Records provided section start

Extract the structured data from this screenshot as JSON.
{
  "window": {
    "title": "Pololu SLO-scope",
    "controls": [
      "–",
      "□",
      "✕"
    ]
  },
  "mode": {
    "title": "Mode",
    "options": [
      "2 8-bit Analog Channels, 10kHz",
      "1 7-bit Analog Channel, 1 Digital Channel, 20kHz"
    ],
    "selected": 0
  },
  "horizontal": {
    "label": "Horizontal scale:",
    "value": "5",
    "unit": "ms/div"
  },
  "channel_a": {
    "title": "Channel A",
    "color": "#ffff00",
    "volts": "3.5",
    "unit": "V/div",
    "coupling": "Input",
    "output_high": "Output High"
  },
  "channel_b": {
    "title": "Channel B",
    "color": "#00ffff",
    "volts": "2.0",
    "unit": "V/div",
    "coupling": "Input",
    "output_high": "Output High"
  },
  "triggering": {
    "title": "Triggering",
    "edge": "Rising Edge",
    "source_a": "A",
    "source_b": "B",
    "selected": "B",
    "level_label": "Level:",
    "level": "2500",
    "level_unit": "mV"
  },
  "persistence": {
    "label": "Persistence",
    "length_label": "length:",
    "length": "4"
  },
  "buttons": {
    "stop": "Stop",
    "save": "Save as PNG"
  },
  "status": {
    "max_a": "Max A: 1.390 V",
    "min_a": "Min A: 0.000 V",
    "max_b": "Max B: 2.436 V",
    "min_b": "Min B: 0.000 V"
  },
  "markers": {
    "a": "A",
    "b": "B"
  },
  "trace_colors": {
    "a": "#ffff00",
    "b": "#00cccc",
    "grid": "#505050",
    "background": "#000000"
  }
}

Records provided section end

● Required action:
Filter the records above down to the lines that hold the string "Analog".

● Output of the task:
      "2 8-bit Analog Channels, 10kHz",
      "1 7-bit Analog Channel, 1 Digital Channel, 20kHz"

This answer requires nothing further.